*** Opening of Source material ***

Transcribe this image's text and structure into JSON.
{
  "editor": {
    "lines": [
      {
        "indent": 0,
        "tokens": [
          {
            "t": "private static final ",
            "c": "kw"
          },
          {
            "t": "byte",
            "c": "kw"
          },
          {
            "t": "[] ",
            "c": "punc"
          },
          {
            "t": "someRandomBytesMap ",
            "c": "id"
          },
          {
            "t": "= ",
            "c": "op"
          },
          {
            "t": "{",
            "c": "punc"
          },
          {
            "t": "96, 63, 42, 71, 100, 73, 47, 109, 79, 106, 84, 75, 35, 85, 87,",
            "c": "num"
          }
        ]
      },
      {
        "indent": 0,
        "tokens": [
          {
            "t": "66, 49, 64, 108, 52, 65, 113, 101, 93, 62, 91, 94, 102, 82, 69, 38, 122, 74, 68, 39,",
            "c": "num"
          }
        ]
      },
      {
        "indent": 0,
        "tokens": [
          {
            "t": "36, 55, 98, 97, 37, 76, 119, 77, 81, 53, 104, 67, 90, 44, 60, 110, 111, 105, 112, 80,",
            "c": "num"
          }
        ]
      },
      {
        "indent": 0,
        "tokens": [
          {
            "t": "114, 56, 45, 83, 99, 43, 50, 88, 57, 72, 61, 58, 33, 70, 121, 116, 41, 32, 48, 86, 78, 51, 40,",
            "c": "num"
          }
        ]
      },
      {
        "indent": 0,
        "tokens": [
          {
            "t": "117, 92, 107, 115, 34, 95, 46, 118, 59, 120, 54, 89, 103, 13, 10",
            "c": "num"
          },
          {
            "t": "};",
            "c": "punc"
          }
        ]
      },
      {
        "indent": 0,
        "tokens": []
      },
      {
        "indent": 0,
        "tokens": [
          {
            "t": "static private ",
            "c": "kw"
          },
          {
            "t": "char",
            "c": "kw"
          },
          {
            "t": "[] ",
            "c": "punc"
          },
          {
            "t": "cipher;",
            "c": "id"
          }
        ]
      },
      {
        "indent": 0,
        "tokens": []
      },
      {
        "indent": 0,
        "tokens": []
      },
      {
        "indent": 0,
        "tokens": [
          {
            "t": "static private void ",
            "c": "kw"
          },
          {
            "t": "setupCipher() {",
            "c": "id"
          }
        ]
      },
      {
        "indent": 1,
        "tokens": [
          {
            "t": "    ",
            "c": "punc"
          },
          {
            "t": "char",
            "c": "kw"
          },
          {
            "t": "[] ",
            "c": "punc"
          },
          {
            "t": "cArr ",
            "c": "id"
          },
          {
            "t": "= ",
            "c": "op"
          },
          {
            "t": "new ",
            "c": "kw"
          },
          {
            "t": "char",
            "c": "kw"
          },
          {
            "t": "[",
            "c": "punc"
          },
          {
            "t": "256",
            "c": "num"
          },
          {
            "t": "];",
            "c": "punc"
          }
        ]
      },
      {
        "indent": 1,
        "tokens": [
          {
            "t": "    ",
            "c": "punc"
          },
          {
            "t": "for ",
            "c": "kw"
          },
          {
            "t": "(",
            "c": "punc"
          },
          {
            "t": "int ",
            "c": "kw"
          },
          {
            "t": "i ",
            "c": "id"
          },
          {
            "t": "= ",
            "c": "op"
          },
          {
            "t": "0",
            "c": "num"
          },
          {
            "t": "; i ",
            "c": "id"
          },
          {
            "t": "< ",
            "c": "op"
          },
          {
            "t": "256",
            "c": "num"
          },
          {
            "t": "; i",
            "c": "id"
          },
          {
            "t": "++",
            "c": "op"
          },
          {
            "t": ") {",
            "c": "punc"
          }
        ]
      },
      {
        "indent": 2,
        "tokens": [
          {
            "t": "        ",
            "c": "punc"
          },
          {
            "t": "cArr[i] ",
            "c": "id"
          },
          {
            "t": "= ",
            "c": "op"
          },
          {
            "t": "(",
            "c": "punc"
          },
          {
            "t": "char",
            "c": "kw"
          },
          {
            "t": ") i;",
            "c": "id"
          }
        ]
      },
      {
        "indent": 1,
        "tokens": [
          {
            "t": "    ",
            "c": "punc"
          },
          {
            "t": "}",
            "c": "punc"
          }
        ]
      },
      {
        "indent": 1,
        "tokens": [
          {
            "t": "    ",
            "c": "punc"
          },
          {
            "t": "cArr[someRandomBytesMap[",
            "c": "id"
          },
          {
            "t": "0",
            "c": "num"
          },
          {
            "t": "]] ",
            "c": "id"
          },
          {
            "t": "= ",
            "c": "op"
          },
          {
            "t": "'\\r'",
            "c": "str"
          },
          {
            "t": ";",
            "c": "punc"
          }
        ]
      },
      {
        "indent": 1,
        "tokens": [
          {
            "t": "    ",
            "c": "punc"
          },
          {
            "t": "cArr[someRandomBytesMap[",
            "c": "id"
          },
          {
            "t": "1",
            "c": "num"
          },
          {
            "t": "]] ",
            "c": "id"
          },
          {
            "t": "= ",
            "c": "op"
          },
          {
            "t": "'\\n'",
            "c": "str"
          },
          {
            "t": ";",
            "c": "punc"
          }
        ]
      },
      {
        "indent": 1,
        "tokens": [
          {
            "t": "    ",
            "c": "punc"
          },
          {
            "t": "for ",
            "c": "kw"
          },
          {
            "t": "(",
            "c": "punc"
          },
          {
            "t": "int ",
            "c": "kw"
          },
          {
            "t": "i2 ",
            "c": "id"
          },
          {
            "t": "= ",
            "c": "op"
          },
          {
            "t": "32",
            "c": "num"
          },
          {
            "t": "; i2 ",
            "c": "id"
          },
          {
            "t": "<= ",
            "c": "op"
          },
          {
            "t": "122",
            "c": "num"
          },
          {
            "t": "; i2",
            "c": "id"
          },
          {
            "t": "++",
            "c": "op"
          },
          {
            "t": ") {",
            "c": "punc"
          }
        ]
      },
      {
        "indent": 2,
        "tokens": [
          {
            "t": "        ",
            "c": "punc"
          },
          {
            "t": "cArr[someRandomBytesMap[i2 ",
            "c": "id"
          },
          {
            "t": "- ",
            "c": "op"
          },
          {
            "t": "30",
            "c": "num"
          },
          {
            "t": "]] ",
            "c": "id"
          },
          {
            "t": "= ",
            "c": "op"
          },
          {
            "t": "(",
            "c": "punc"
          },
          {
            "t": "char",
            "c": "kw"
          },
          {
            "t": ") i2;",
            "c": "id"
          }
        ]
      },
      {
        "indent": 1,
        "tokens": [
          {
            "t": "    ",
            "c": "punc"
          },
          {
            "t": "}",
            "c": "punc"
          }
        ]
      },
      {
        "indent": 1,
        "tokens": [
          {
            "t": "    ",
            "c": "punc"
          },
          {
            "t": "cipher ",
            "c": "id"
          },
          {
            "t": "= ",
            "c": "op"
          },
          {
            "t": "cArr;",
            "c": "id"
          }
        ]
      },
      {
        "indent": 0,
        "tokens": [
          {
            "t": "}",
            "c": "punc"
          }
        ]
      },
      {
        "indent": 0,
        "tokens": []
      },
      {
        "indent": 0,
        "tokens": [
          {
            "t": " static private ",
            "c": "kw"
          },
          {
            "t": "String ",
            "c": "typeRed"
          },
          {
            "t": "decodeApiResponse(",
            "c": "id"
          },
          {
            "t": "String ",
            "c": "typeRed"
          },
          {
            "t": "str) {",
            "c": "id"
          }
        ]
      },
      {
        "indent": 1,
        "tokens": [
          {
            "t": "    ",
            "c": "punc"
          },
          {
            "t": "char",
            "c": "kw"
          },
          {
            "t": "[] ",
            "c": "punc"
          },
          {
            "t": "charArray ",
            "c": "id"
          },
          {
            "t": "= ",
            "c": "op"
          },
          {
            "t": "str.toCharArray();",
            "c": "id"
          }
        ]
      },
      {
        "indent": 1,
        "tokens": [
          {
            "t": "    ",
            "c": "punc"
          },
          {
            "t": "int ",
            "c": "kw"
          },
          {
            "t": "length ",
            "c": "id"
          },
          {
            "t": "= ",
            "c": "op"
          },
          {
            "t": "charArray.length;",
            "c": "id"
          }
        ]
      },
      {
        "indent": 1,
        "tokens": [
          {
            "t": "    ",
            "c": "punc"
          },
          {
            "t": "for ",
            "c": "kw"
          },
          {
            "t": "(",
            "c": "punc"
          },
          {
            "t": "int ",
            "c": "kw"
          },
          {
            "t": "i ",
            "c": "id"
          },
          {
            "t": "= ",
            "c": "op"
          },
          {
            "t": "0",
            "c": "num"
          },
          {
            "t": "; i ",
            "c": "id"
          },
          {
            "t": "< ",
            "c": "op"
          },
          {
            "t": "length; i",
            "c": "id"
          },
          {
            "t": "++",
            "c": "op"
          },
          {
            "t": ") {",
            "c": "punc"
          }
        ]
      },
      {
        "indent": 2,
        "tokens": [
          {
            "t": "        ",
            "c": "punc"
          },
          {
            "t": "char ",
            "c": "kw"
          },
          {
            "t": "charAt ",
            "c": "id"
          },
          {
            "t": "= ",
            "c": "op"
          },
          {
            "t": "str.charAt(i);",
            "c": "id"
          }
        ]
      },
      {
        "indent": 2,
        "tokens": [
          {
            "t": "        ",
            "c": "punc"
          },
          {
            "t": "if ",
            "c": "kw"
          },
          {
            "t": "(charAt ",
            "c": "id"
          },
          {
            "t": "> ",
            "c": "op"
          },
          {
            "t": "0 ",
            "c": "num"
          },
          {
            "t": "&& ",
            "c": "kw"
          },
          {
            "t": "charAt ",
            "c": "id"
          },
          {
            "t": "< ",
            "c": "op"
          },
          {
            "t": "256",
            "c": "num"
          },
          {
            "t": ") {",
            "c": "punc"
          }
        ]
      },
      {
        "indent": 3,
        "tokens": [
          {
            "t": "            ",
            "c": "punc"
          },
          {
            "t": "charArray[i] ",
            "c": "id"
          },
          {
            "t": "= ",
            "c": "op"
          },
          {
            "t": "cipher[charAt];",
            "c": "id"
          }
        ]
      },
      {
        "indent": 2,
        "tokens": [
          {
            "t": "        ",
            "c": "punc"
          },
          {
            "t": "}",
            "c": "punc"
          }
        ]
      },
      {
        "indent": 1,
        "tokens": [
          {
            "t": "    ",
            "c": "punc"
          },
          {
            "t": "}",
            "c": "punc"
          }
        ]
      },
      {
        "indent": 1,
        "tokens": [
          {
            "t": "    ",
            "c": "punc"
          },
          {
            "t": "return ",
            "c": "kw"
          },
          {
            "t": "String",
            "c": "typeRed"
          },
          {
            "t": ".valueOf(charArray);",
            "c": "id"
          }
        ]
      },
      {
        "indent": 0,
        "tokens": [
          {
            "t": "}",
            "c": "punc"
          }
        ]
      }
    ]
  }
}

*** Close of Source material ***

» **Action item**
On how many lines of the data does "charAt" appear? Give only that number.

» **Expected answer**
5